By Kristin Gray
Photos by Sara Vogt
Have you ever wondered where the fun-loving festival goers party in the winter? The answer is Terminal West to see BoomBox. A different crowd than the norm (if there is such a thing for this venue), I walked in and instantly felt like I was at an outdoor summer fest. Chilling and dancing with the eccentric, happy folks that are regulars at these events. It even smelled like a festival.
The night kicked off with DJ Ramona Wouters, a pleasantly talented artist who has opened for some great talent and often tours with BoomBox. Her set started us off right, with a wonderful house mix that caught the audience’s sweet spot. When I arrived the dancing had already begun and only intensified as she continued weaving for us a rich array of sounds. I kid you not when I say that Ramona’s music was bumpin' enough to inspire someone’s mom to start break dancing on the floor.
After a great set and the pleasure of witnessing a wickedly impressive dance session, BoomBox came to the stage. With a full DJ deck, guitar, drums and mic I fully expected guest artists to step up. But no, the duo was about to show us a musical mastery I have never seen before live. Growing up on various instruments, producing, and DJing, these guys could do it all. On the stage was vocalist/guitarist Zion Godchaux, whose parents happened to work and perform with The Grateful Dead, and Russ Randolph, DJ and drummer extraordinaire. Russ was donned in a pink polka dot hat and headgear that could have been stolen straight from Willy Wonka. I knew this was going to be a fun night.
The talent these two exhibited was second to none. Sexy guitar riffs and seamless transitions between turntable and a drum set that filled the venue with a groovy, funky house beat. These guys are no freshman to the performance world, having been playing and producing together for over ten years. Known for their improvisation rather than playing a pre-decided upon track set, they tune their music to the mood of their beloved fans.
There were brief interludes to their upbeat grooves when their music hit a darker turn, Russ kicking in deeper sounds that completely changed the movement of the crowd. It became more intense, but just as quickly as it came, they brought us back to their soulful vibes. But at no point did I think this was choppy or out of place. It was more like they were saying, “We know you love our groovy, psychedelic rock, but now come join us on the dark side for a moment.”
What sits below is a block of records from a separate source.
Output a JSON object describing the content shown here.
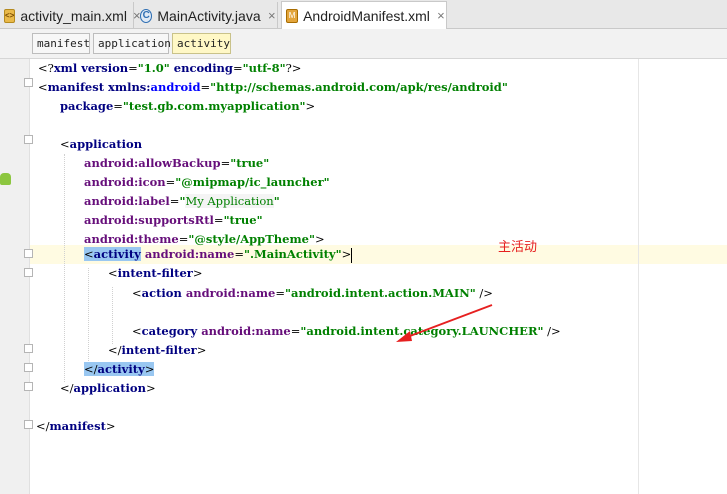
{
  "tabs": [
    {
      "label": "activity_main.xml",
      "icon": "xml-file-icon",
      "close": "×",
      "active": false
    },
    {
      "label": "MainActivity.java",
      "icon": "java-class-icon",
      "close": "×",
      "active": false
    },
    {
      "label": "AndroidManifest.xml",
      "icon": "manifest-file-icon",
      "close": "×",
      "active": true
    }
  ],
  "breadcrumb": [
    "manifest",
    "application",
    "activity"
  ],
  "code": {
    "l1_a": "<?",
    "l1_b": "xml version",
    "l1_c": "=",
    "l1_d": "\"1.0\"",
    "l1_e": " encoding",
    "l1_f": "=",
    "l1_g": "\"utf-8\"",
    "l1_h": "?>",
    "l2_a": "<",
    "l2_b": "manifest ",
    "l2_c": "xmlns:",
    "l2_d": "android",
    "l2_e": "=",
    "l2_f": "\"http://schemas.android.com/apk/res/android\"",
    "l3_a": "package",
    "l3_b": "=",
    "l3_c": "\"test.gb.com.myapplication\"",
    "l3_d": ">",
    "l5_a": "<",
    "l5_b": "application",
    "l6_ns": "android",
    "l6_attr": ":allowBackup",
    "l6_eq": "=",
    "l6_val": "\"true\"",
    "l7_ns": "android",
    "l7_attr": ":icon",
    "l7_eq": "=",
    "l7_val": "\"@mipmap/ic_launcher\"",
    "l8_ns": "android",
    "l8_attr": ":label",
    "l8_eq": "=",
    "l8_q1": "\"",
    "l8_val": "My Application",
    "l8_q2": "\"",
    "l9_ns": "android",
    "l9_attr": ":supportsRtl",
    "l9_eq": "=",
    "l9_val": "\"true\"",
    "l10_ns": "android",
    "l10_attr": ":theme",
    "l10_eq": "=",
    "l10_val": "\"@style/AppTheme\"",
    "l10_gt": ">",
    "l11_a": "<",
    "l11_b": "activity",
    "l11_c": " android",
    "l11_d": ":name",
    "l11_e": "=",
    "l11_f": "\".MainActivity\"",
    "l11_g": ">",
    "l12_a": "<",
    "l12_b": "intent-filter",
    "l12_c": ">",
    "l13_a": "<",
    "l13_b": "action ",
    "l13_c": "android",
    "l13_d": ":name",
    "l13_e": "=",
    "l13_f": "\"android.intent.action.MAIN\"",
    "l13_g": " />",
    "l15_a": "<",
    "l15_b": "category ",
    "l15_c": "android",
    "l15_d": ":name",
    "l15_e": "=",
    "l15_f": "\"android.intent.category.LAUNCHER\"",
    "l15_g": " />",
    "l16_a": "</",
    "l16_b": "intent-filter",
    "l16_c": ">",
    "l17_a": "</",
    "l17_b": "activity",
    "l17_c": ">",
    "l18_a": "</",
    "l18_b": "application",
    "l18_c": ">",
    "l20_a": "</",
    "l20_b": "manifest",
    "l20_c": ">"
  },
  "annotation": {
    "text": "主活动",
    "color": "#e62020"
  },
  "colors": {
    "tag": "#000080",
    "attribute": "#660e7a",
    "namespace": "#0000ff",
    "value": "#008000",
    "selection": "#99c7f1",
    "caret_line": "#fffbe2"
  }
}
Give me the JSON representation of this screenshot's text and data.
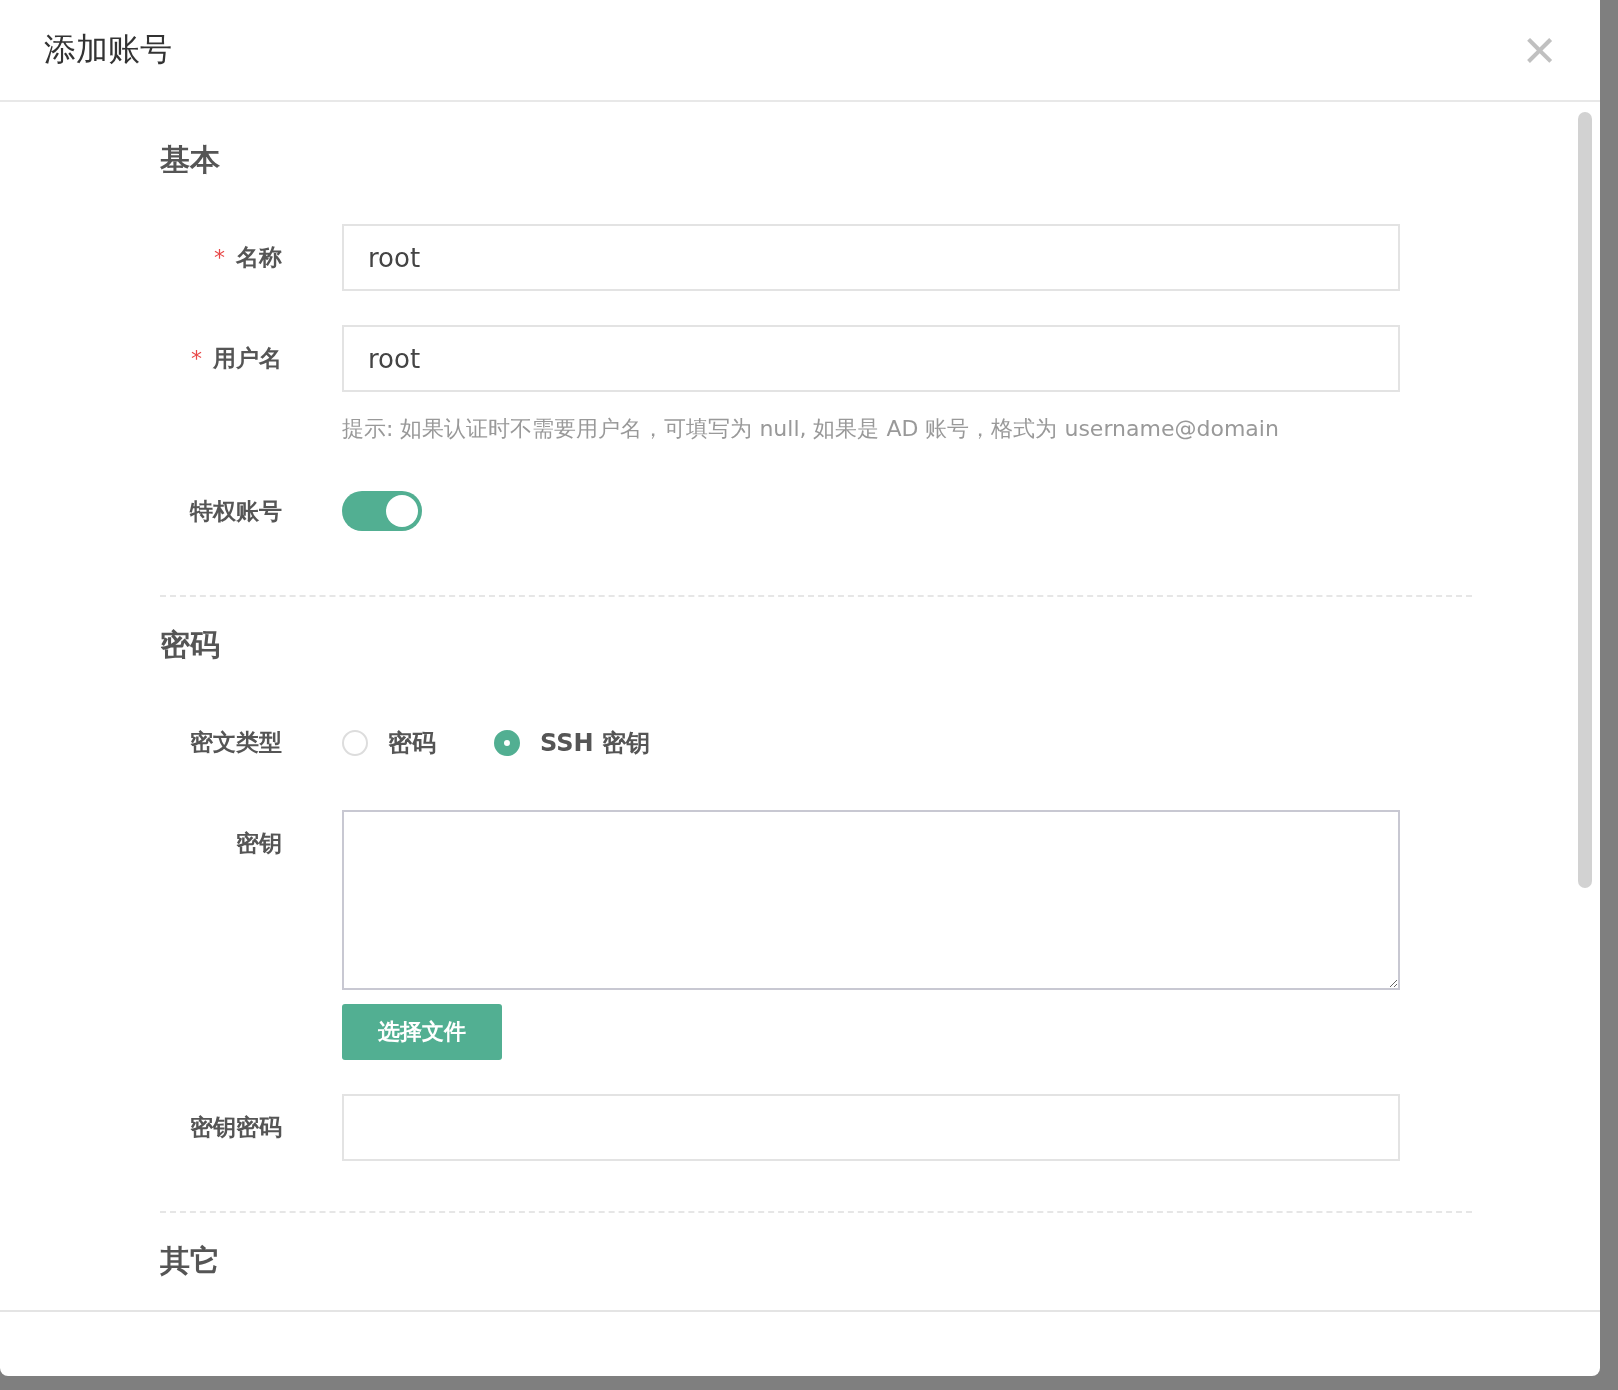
{
  "dialog": {
    "title": "添加账号",
    "close": "×"
  },
  "sections": [
    {
      "title": "基本",
      "fields": [
        {
          "kind": "input",
          "label": "名称",
          "required_mark": "*",
          "value": "root"
        },
        {
          "kind": "input",
          "label": "用户名",
          "required_mark": "*",
          "value": "root",
          "hint": "提示: 如果认证时不需要用户名，可填写为 null, 如果是 AD 账号，格式为 username@domain"
        },
        {
          "kind": "switch",
          "label": "特权账号",
          "on": true
        }
      ]
    },
    {
      "title": "密码",
      "fields": [
        {
          "kind": "radio",
          "label": "密文类型",
          "options": [
            {
              "label": "密码",
              "selected": false
            },
            {
              "label": "SSH 密钥",
              "selected": true
            }
          ]
        },
        {
          "kind": "textarea",
          "label": "密钥",
          "button": "选择文件"
        },
        {
          "kind": "input",
          "label": "密钥密码"
        }
      ]
    },
    {
      "title": "其它"
    }
  ]
}
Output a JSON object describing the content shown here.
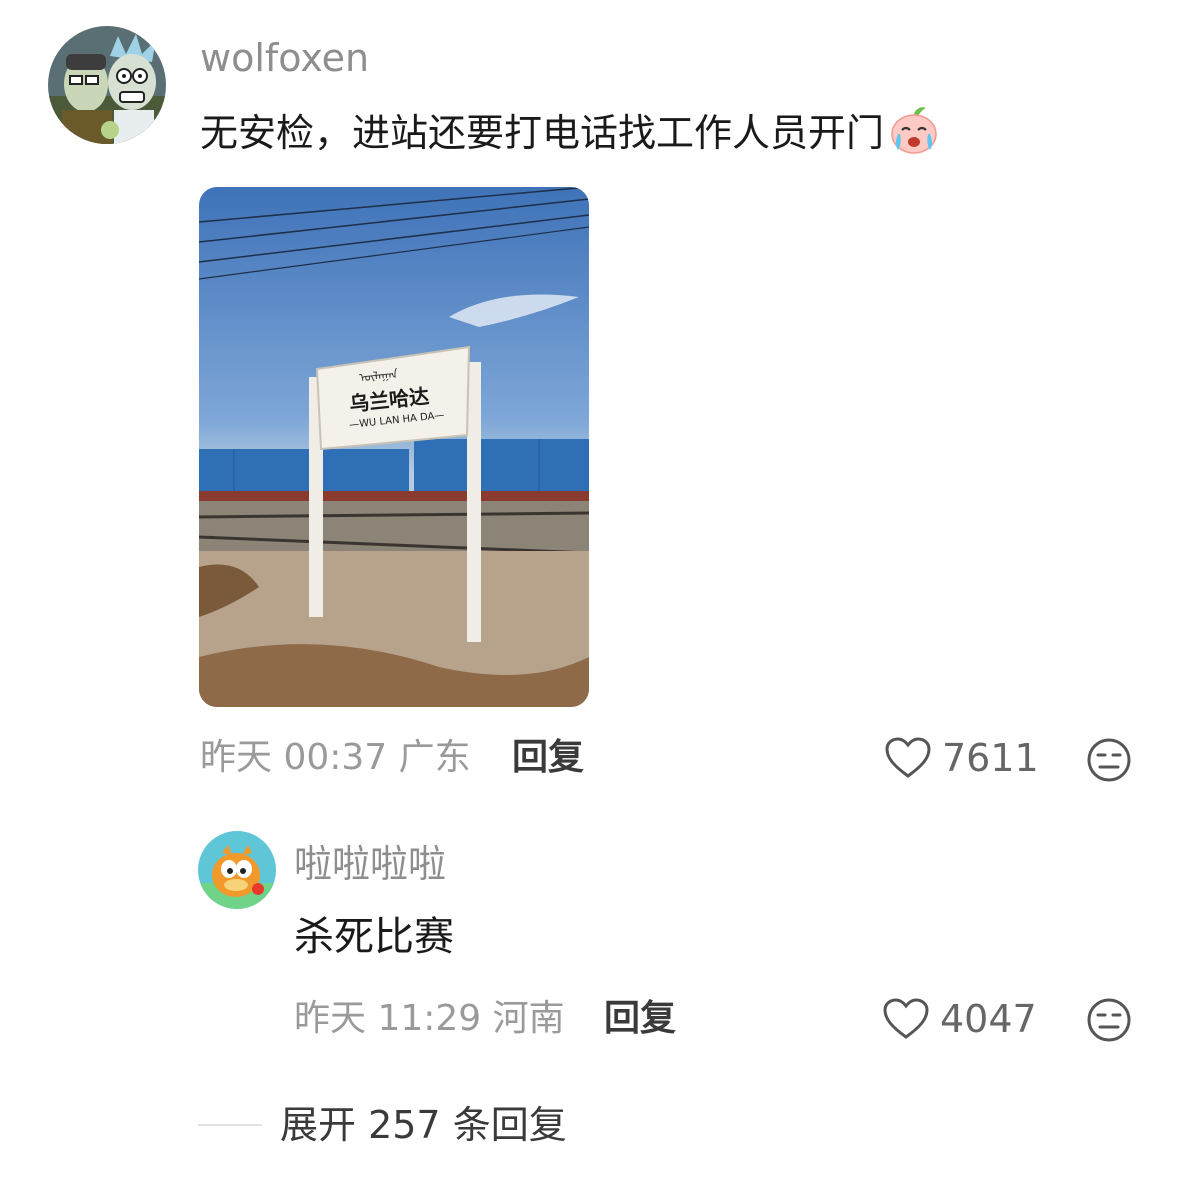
{
  "comment": {
    "username": "wolfoxen",
    "text": "无安检，进站还要打电话找工作人员开门",
    "emoji_icon": "crying-peach-emoji",
    "image": {
      "sign_top_script": "ᠦᠯᠠᠭᠠᠨ",
      "sign_main": "乌兰哈达",
      "sign_sub": "—WU LAN HA DA—"
    },
    "date": "昨天 00:37 广东",
    "reply_label": "回复",
    "likes": "7611",
    "like_icon": "heart-outline-icon",
    "dislike_icon": "meh-face-icon"
  },
  "sub_comment": {
    "username": "啦啦啦啦",
    "text": "杀死比赛",
    "date": "昨天 11:29 河南",
    "reply_label": "回复",
    "likes": "4047",
    "like_icon": "heart-outline-icon",
    "dislike_icon": "meh-face-icon"
  },
  "expand_replies": "展开 257 条回复",
  "colors": {
    "username": "#8e8e8e",
    "meta": "#9a9a9a",
    "reply": "#3a3a3a",
    "text": "#1a1a1a"
  }
}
We stayed strong till the end, nobody wanting to leave, as we were all caught up in the magic of their songs. Striking up the chords for an oldie but a goodie, Stereo, the crowd lost their minds, unable to stop cheering and relishing. From that point, they continuously brought back in snippets of the song throughout the night, mixing parts of the bass or guitar notes into other songs. It really showed their intuitiveness and creativity that gives them such a unique sound. It was an evening of musical diversity and harmony that none of us will soon forget.